▸ Instructions to follow
Pull every line from the records that has the word "Admin" in it.

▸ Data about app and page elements
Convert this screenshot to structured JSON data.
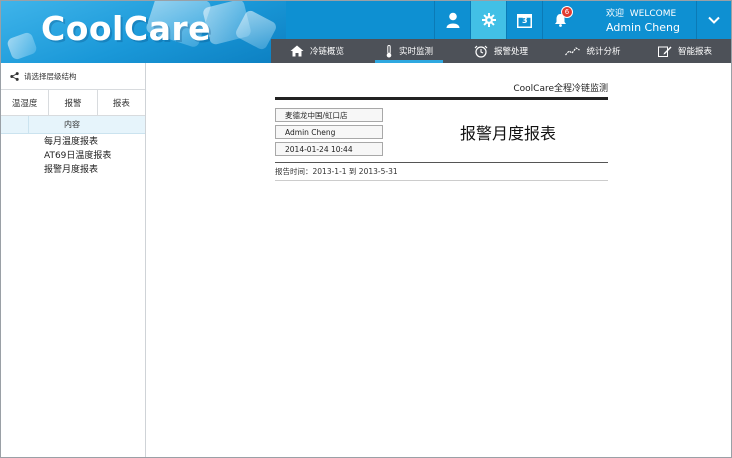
{
  "brand": {
    "logo": "CoolCare"
  },
  "header": {
    "notification_count": "6",
    "calendar_day": "3",
    "welcome_prefix": "欢迎",
    "welcome_word": "WELCOME",
    "user_name": "Admin Cheng"
  },
  "nav": {
    "items": [
      {
        "label": "冷链概览",
        "icon": "home-icon"
      },
      {
        "label": "实时监测",
        "icon": "thermometer-icon"
      },
      {
        "label": "报警处理",
        "icon": "alarm-clock-icon"
      },
      {
        "label": "统计分析",
        "icon": "trend-chart-icon"
      },
      {
        "label": "智能报表",
        "icon": "report-pen-icon"
      }
    ]
  },
  "sidebar": {
    "title": "请选择层级结构",
    "tabs": [
      "温湿度",
      "报警",
      "报表"
    ],
    "column_header": "内容",
    "reports": [
      "每月温度报表",
      "AT69日温度报表",
      "报警月度报表"
    ]
  },
  "report": {
    "header_title": "CoolCare全程冷链监测",
    "store": "麦德龙中国/虹口店",
    "user": "Admin Cheng",
    "datetime": "2014-01-24 10:44",
    "title": "报警月度报表",
    "period": "报告时间：2013-1-1 到 2013-5-31"
  },
  "colors": {
    "header_blue": "#0e90d2",
    "active_tile": "#42c0e6",
    "nav_bar": "#4d5158",
    "badge_red": "#e23a2f"
  }
}
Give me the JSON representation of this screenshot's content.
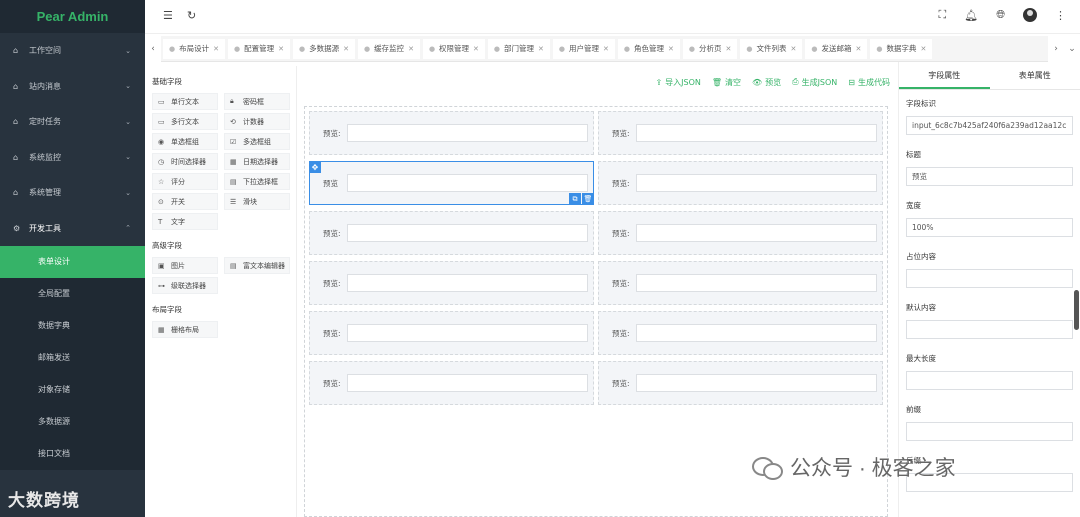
{
  "app": {
    "title": "Pear Admin"
  },
  "sidebar": {
    "items": [
      {
        "label": "工作空间",
        "icon": "home-icon",
        "open": false
      },
      {
        "label": "站内消息",
        "icon": "home-icon",
        "open": false
      },
      {
        "label": "定时任务",
        "icon": "home-icon",
        "open": false
      },
      {
        "label": "系统监控",
        "icon": "home-icon",
        "open": false
      },
      {
        "label": "系统管理",
        "icon": "home-icon",
        "open": false
      },
      {
        "label": "开发工具",
        "icon": "gear-icon",
        "open": true
      }
    ],
    "sub_items": [
      {
        "label": "表单设计",
        "active": true
      },
      {
        "label": "全局配置",
        "active": false
      },
      {
        "label": "数据字典",
        "active": false
      },
      {
        "label": "邮箱发送",
        "active": false
      },
      {
        "label": "对象存储",
        "active": false
      },
      {
        "label": "多数据源",
        "active": false
      },
      {
        "label": "接口文档",
        "active": false
      }
    ],
    "brand": "大数跨境"
  },
  "tabs": [
    "布局设计",
    "配置管理",
    "多数据源",
    "缓存监控",
    "权限管理",
    "部门管理",
    "用户管理",
    "角色管理",
    "分析页",
    "文件列表",
    "发送邮箱",
    "数据字典"
  ],
  "palette": {
    "basic_title": "基础字段",
    "basic": [
      {
        "label": "单行文本",
        "icon": "input-icon"
      },
      {
        "label": "密码框",
        "icon": "lock-icon"
      },
      {
        "label": "多行文本",
        "icon": "textarea-icon"
      },
      {
        "label": "计数器",
        "icon": "counter-icon"
      },
      {
        "label": "单选框组",
        "icon": "radio-icon"
      },
      {
        "label": "多选框组",
        "icon": "checkbox-icon"
      },
      {
        "label": "时间选择器",
        "icon": "clock-icon"
      },
      {
        "label": "日期选择器",
        "icon": "calendar-icon"
      },
      {
        "label": "评分",
        "icon": "star-icon"
      },
      {
        "label": "下拉选择框",
        "icon": "select-icon"
      },
      {
        "label": "开关",
        "icon": "switch-icon"
      },
      {
        "label": "滑块",
        "icon": "slider-icon"
      },
      {
        "label": "文字",
        "icon": "text-icon"
      }
    ],
    "advanced_title": "高级字段",
    "advanced": [
      {
        "label": "图片",
        "icon": "image-icon"
      },
      {
        "label": "富文本编辑器",
        "icon": "editor-icon"
      },
      {
        "label": "级联选择器",
        "icon": "cascader-icon"
      }
    ],
    "layout_title": "布局字段",
    "layout": [
      {
        "label": "栅格布局",
        "icon": "grid-icon"
      }
    ]
  },
  "toolbar": {
    "import_json": "导入JSON",
    "clear": "清空",
    "preview": "预览",
    "gen_json": "生成JSON",
    "gen_code": "生成代码"
  },
  "form_field_label": "预览:",
  "form_field_label_selected": "预览",
  "properties": {
    "tabs": [
      "字段属性",
      "表单属性"
    ],
    "fields": [
      {
        "label": "字段标识",
        "value": "input_6c8c7b425af240f6a239ad12aa12c"
      },
      {
        "label": "标题",
        "value": "预览"
      },
      {
        "label": "宽度",
        "value": "100%"
      },
      {
        "label": "占位内容",
        "value": ""
      },
      {
        "label": "默认内容",
        "value": ""
      },
      {
        "label": "最大长度",
        "value": ""
      },
      {
        "label": "前缀",
        "value": ""
      },
      {
        "label": "后缀",
        "value": ""
      }
    ]
  },
  "watermark": {
    "text": "公众号 · 极客之家"
  }
}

▸ Task answer
    "user_name": "Admin Cheng"
    "user": "Admin Cheng",
    "title": "Pear Admin"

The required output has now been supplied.